Many products that we buy release chemicals in the off-gassing process. Vinyl or PVC is one of the nastier ones. New cars are loaded with toxic synthetic chemicals (aka the new car smell). Many finishes on furniture are created through synthetic chemicals. So when a chemically sensitive person purchases most things, they must first off-gas the products in order to release as many of the synthetic chemicals as possible before trying to use the product near them. If one doesn’t off-gas many new products, someone with MCS will likely get very ill from them. It can take between days and years to off-gas products, and some things never truly off-gas completely.
Clothes are no exception to this: The preservative “sizing” that manufacturers use in fabric is actually formaldehyde or similar chemicals which are extremely difficult for most with MCS to handle. Likewise, there are chemicals used in dying the clothing, and there are chemicals used in processing the raw materials.

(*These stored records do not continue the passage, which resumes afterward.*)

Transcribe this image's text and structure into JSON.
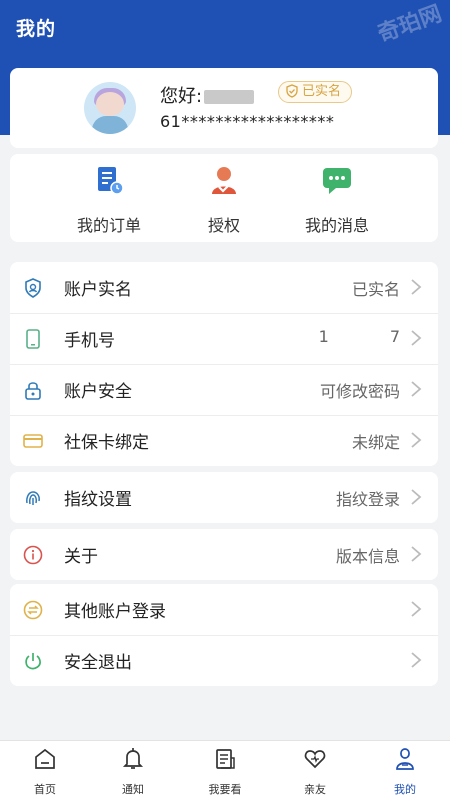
{
  "header": {
    "title": "我的",
    "watermark": "奇珀网"
  },
  "profile": {
    "greeting": "您好:",
    "badge": "已实名",
    "id_number": "61******************"
  },
  "quick_actions": [
    {
      "label": "我的订单",
      "icon": "order-icon"
    },
    {
      "label": "授权",
      "icon": "authorize-icon"
    },
    {
      "label": "我的消息",
      "icon": "message-icon"
    }
  ],
  "settings": [
    {
      "label": "账户实名",
      "value": "已实名",
      "icon": "shield-icon"
    },
    {
      "label": "手机号",
      "value": "1      7",
      "icon": "phone-icon"
    },
    {
      "label": "账户安全",
      "value": "可修改密码",
      "icon": "lock-icon"
    },
    {
      "label": "社保卡绑定",
      "value": "未绑定",
      "icon": "card-icon"
    }
  ],
  "fingerprint": {
    "label": "指纹设置",
    "value": "指纹登录",
    "icon": "fingerprint-icon"
  },
  "about": {
    "label": "关于",
    "value": "版本信息",
    "icon": "info-icon"
  },
  "other": [
    {
      "label": "其他账户登录",
      "value": "",
      "icon": "switch-account-icon"
    },
    {
      "label": "安全退出",
      "value": "",
      "icon": "power-icon"
    }
  ],
  "tabs": [
    {
      "label": "首页",
      "icon": "home-icon"
    },
    {
      "label": "通知",
      "icon": "bell-icon"
    },
    {
      "label": "我要看",
      "icon": "document-icon"
    },
    {
      "label": "亲友",
      "icon": "heart-icon"
    },
    {
      "label": "我的",
      "icon": "user-icon",
      "active": true
    }
  ],
  "colors": {
    "primary": "#1f50b3",
    "background": "#f2f3f5",
    "badge": "#d6a440"
  }
}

Some elastics have fragrances added to unsuccessfully cover the cheap rubber smell of them. New clothing, unless it is incredibly well processed organic clothing, is toxic by default. Washing the clothing eventually pulls out some of the chemicals, but how many washes it takes can vary widely by the clothing itself. There are various tricks one can use to help accelerate the detoxification process for clothing such as using enzymes, vinegar, baking soda, hot water, and for non-red clothing, buttermilk soaks, but repeated washing in water and drying on hot in the dryer really is the best way to make new clothing safer for use. I have to wash new clothing between eight and 20 times to make it possible for me to wear, and I have had some clothing that I’ve given up after 20 washes and passed it on to others who aren’t as chemically sensitive as me.
Buying used clothing is often not much of a help: It can be even harder to get out fragrances and chemicals from petrochemical based detergents, fabric softeners and dryer sheets than it is to get the chemicals out of new clothing. It makes me very sick to even try as those fragrances and chemicals release into the air of my home during washing, and so I gave up buying used clothing long ago even though secondhand clothing previously was my preferred way of shopping for both environmental and financial reasons. I still will buy used clothing if it comes from another chemically sensitive person, but it's hard to find clothes that fit those standards!
One of the additional issues I’ve deal with in battling Lyme is massive weight fluctuation. When I am doing well, I drop weight quickly and without effort. However, when I am facing new health challenges, I gain weight equally easily and with no negative dietary changes. Thus, I have clothes in my closet that range from size 8 to size 24. I was settled comfortably into a size 16 for over a year until last March when suddenly I started dealing with pancreatic issues; my weight shot back up to a size 22 within a few months even with me eating less carbohydrates, no sugars, and no fruits. It was (and is) utterly frustrating. As we kill bartonella and eliminate parasites from my pancreas, my weight has worked its way back down to a size 18 and continues to slowly drop back off.
I had been just about ready to let go of my largest clothes in sizes 22 and 24 last spring when the sudden weight gain happened, and mercifully, I still had all my larger clothes waiting in storage buckets in my closet. Had I not, I would have had to invest in all new clothing, plus I would have had to go through the hassle and expense of detoxing the new clothing. Thus, for someone like me who deals with chemical sensitivities and fluctuating weight, holding onto clothing for more than a year makes a great deal of sense.
While I am working to minimize the amount of “stuff” in my house, my clothing collection is not something I am willing to purge. For my life and for others like me, the advice of getting rid of clothing I haven’t worn in a year is well-intentioned but impractical.
© 2014 Green Heart Guidance